From Thirupanmalai we moved on to Thirumalai, which is near Polur. We had our lunch (at 3.30pm !!) in the Jain Trust which runs schools and colleges here. Very nice and simple lunch. The buttermilk is worth remembering for ages – probably from the milk of their own gosala. The buttermilk reminds me the negative side of Science – loss of tasty and fresh food (planning to do a post on this).
Thirumalai is a Jain Temple complex both at the foot and atop the hill. This medium sized hill about 100-120meters tall houses what is called Kundavai Jeenalayam. Kundavai, the famous sister of Rajaraja Cholan has made grants to this place.
At the foot of hill there is separate sannidhi for Mahaveera. This seems to have been done during Vijayanagara period. There are paintings at the back of the main deity – which probably belongs to Vijayanagara period – possibly later.
Little above in the hill lies the most interesting place in this journey – the caves with paintings. It is amazing place with breathtaking paintings. The paintings on the walls were supposed to be from Vijayanagar period. The ones on the ceiling are from Chola period. The outer side of the cave is about 6-7 feet high but inner side it’s about a foot. It consists of three or four compartments. The larger one had entire ceiling painted with beautiful pattern, which when lying on the floor and looking up gives the feeling of a carpet above us. The patterns are fantastic, colour combination apt. The smaller compartment also sports beautiful paintings on the ceiling. What is amazing is that they have taken effort to paint even where ceiling is no more than two feet high. I cannot do justice to the beauty by describing them – you should see to realize it.
Adjacent to the paintings, just below there are carvings of Ambika Yakshi, Gommateshwara, Parshwanath and Adinath all belong to Chola period. The place is pretty narrow, photographing is difficult.
After seeing these we moved to the northern side of the hill. Just below the summit there is an 18 feet tall Neminatha statue engraved on the hill. It belongs to late Chola period. It is enormous, simple and plain. There are no ornamentation, unlike the one at the lower caves.

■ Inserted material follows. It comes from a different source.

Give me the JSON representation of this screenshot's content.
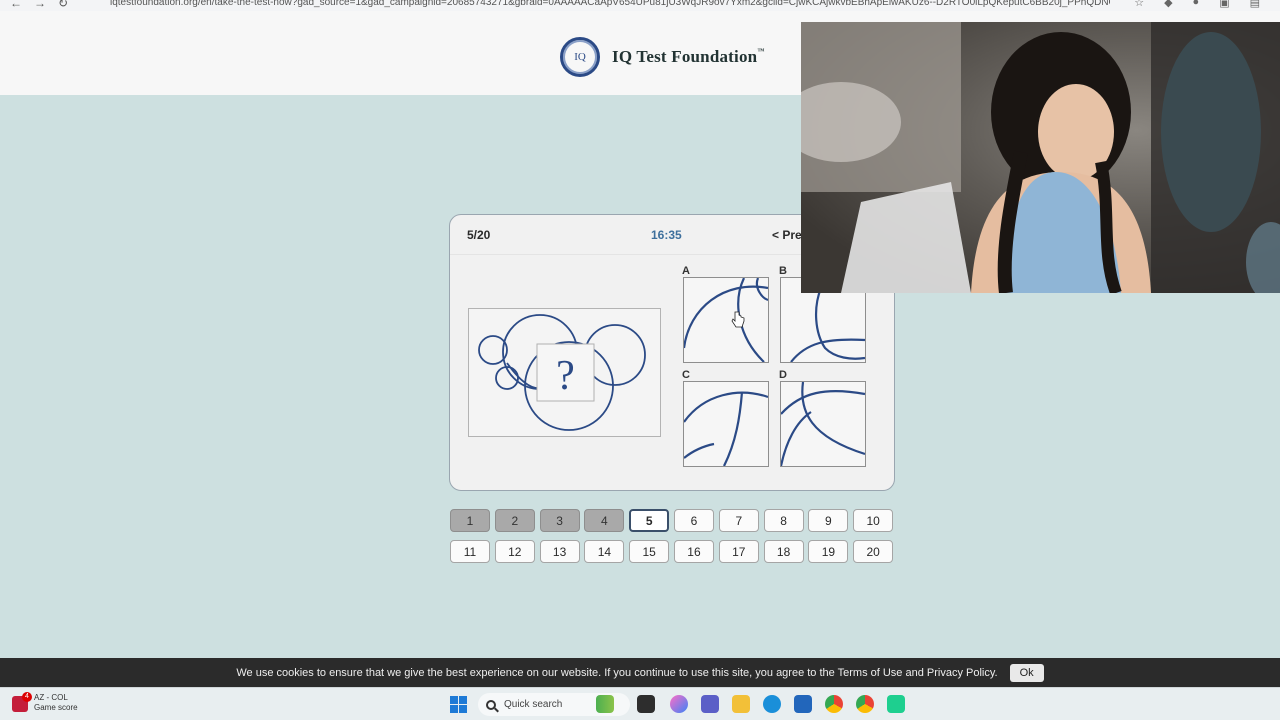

Atop the hill is a small sannidhi for another theerthangara. Three Jain monks have done what is called ‘vadakiruthual’ on top of this hill. Their padams are engraved here. The hill has many ‘temple trees’ which withers sweet smelling flowers regularly, giving a serene atmosphere. There are few inscription near the padams, all belonging to very late period. There is one inscription by ASI itself done in the year 1932 or around that.
The villages told us that there is a Rajaraja statue below the hills adjacent to the road. But it doesn’t look like Rajaraja. It clearly belongs later period may be vijayanagara or naik. It should that of some local chieftian.
Thus ended our heritage ‘thedal’.
On the whole a fantastic trip, covering early pallava to vijayanagara period. Thanks to Reach Foundation and specifically to Chandrasekhar the PR man of Reach foundation.